*What this task involves*: Would you please output the data exactly, omitting no line?

#####

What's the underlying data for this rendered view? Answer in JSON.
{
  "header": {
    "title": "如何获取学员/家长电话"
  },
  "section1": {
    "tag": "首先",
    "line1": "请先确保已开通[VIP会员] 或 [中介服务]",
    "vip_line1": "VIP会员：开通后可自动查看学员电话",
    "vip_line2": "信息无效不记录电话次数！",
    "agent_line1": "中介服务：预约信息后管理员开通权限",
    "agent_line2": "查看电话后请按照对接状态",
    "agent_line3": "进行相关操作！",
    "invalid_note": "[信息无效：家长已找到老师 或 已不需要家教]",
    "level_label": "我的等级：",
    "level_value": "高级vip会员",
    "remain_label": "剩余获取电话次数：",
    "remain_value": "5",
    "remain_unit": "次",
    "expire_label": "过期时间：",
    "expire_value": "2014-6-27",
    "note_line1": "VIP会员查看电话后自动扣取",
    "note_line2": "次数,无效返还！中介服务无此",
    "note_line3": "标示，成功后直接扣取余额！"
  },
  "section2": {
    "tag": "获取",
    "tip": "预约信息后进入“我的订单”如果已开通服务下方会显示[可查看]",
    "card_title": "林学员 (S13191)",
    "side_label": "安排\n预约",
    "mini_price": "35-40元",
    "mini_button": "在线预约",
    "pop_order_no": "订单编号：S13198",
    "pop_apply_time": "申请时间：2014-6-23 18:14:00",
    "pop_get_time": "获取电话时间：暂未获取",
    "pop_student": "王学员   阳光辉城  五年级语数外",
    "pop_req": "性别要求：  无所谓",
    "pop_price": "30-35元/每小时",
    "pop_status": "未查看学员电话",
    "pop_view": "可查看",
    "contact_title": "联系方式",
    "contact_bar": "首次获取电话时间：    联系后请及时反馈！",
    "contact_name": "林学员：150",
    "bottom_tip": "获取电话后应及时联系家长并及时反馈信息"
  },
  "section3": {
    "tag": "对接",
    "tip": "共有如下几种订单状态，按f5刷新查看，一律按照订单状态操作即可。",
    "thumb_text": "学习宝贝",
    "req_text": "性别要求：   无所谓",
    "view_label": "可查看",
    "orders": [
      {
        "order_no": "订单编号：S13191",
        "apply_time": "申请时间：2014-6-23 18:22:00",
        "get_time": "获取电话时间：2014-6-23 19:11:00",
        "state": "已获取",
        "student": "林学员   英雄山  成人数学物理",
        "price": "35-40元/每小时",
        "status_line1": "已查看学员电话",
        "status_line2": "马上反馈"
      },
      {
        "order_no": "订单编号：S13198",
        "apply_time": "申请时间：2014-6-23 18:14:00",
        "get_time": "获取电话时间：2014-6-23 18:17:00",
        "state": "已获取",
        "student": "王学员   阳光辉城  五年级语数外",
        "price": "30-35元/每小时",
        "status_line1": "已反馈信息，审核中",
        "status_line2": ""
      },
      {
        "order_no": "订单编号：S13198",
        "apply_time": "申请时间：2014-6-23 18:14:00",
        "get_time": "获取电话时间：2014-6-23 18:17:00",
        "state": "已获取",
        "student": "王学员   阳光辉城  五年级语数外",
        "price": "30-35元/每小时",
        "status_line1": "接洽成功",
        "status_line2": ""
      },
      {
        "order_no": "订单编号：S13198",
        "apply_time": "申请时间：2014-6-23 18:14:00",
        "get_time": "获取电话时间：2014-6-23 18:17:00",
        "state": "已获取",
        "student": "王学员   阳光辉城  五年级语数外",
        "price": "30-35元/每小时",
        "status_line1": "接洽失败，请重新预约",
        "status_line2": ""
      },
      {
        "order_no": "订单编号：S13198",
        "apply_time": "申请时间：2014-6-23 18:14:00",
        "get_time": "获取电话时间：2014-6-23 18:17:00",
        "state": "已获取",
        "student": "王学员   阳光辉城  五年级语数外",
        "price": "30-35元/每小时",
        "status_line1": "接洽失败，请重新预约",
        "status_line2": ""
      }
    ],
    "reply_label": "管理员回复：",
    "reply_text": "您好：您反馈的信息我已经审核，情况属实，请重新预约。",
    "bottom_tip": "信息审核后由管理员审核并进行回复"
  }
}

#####

*Exercise response*:
What's the underlying data for this rendered view? Answer in JSON.
{
  "header": {
    "title": "如何获取学员/家长电话"
  },
  "section1": {
    "tag": "首先",
    "line1": "请先确保已开通[VIP会员] 或 [中介服务]",
    "vip_line1": "VIP会员：开通后可自动查看学员电话",
    "vip_line2": "信息无效不记录电话次数！",
    "agent_line1": "中介服务：预约信息后管理员开通权限",
    "agent_line2": "查看电话后请按照对接状态",
    "agent_line3": "进行相关操作！",
    "invalid_note": "[信息无效：家长已找到老师 或 已不需要家教]",
    "level_label": "我的等级：",
    "level_value": "高级vip会员",
    "remain_label": "剩余获取电话次数：",
    "remain_value": "5",
    "remain_unit": "次",
    "expire_label": "过期时间：",
    "expire_value": "2014-6-27",
    "note_line1": "VIP会员查看电话后自动扣取",
    "note_line2": "次数,无效返还！中介服务无此",
    "note_line3": "标示，成功后直接扣取余额！"
  },
  "section2": {
    "tag": "获取",
    "tip": "预约信息后进入“我的订单”如果已开通服务下方会显示[可查看]",
    "card_title": "林学员 (S13191)",
    "side_label": "安排\n预约",
    "mini_price": "35-40元",
    "mini_button": "在线预约",
    "pop_order_no": "订单编号：S13198",
    "pop_apply_time": "申请时间：2014-6-23 18:14:00",
    "pop_get_time": "获取电话时间：暂未获取",
    "pop_student": "王学员   阳光辉城  五年级语数外",
    "pop_req": "性别要求：  无所谓",
    "pop_price": "30-35元/每小时",
    "pop_status": "未查看学员电话",
    "pop_view": "可查看",
    "contact_title": "联系方式",
    "contact_bar": "首次获取电话时间：    联系后请及时反馈！",
    "contact_name": "林学员：150",
    "bottom_tip": "获取电话后应及时联系家长并及时反馈信息"
  },
  "section3": {
    "tag": "对接",
    "tip": "共有如下几种订单状态，按f5刷新查看，一律按照订单状态操作即可。",
    "thumb_text": "学习宝贝",
    "req_text": "性别要求：   无所谓",
    "view_label": "可查看",
    "orders": [
      {
        "order_no": "订单编号：S13191",
        "apply_time": "申请时间：2014-6-23 18:22:00",
        "get_time": "获取电话时间：2014-6-23 19:11:00",
        "state": "已获取",
        "student": "林学员   英雄山  成人数学物理",
        "price": "35-40元/每小时",
        "status_line1": "已查看学员电话",
        "status_line2": "马上反馈"
      },
      {
        "order_no": "订单编号：S13198",
        "apply_time": "申请时间：2014-6-23 18:14:00",
        "get_time": "获取电话时间：2014-6-23 18:17:00",
        "state": "已获取",
        "student": "王学员   阳光辉城  五年级语数外",
        "price": "30-35元/每小时",
        "status_line1": "已反馈信息，审核中",
        "status_line2": ""
      },
      {
        "order_no": "订单编号：S13198",
        "apply_time": "申请时间：2014-6-23 18:14:00",
        "get_time": "获取电话时间：2014-6-23 18:17:00",
        "state": "已获取",
        "student": "王学员   阳光辉城  五年级语数外",
        "price": "30-35元/每小时",
        "status_line1": "接洽成功",
        "status_line2": ""
      },
      {
        "order_no": "订单编号：S13198",
        "apply_time": "申请时间：2014-6-23 18:14:00",
        "get_time": "获取电话时间：2014-6-23 18:17:00",
        "state": "已获取",
        "student": "王学员   阳光辉城  五年级语数外",
        "price": "30-35元/每小时",
        "status_line1": "接洽失败，请重新预约",
        "status_line2": ""
      },
      {
        "order_no": "订单编号：S13198",
        "apply_time": "申请时间：2014-6-23 18:14:00",
        "get_time": "获取电话时间：2014-6-23 18:17:00",
        "state": "已获取",
        "student": "王学员   阳光辉城  五年级语数外",
        "price": "30-35元/每小时",
        "status_line1": "接洽失败，请重新预约",
        "status_line2": ""
      }
    ],
    "reply_label": "管理员回复：",
    "reply_text": "您好：您反馈的信息我已经审核，情况属实，请重新预约。",
    "bottom_tip": "信息审核后由管理员审核并进行回复"
  }
}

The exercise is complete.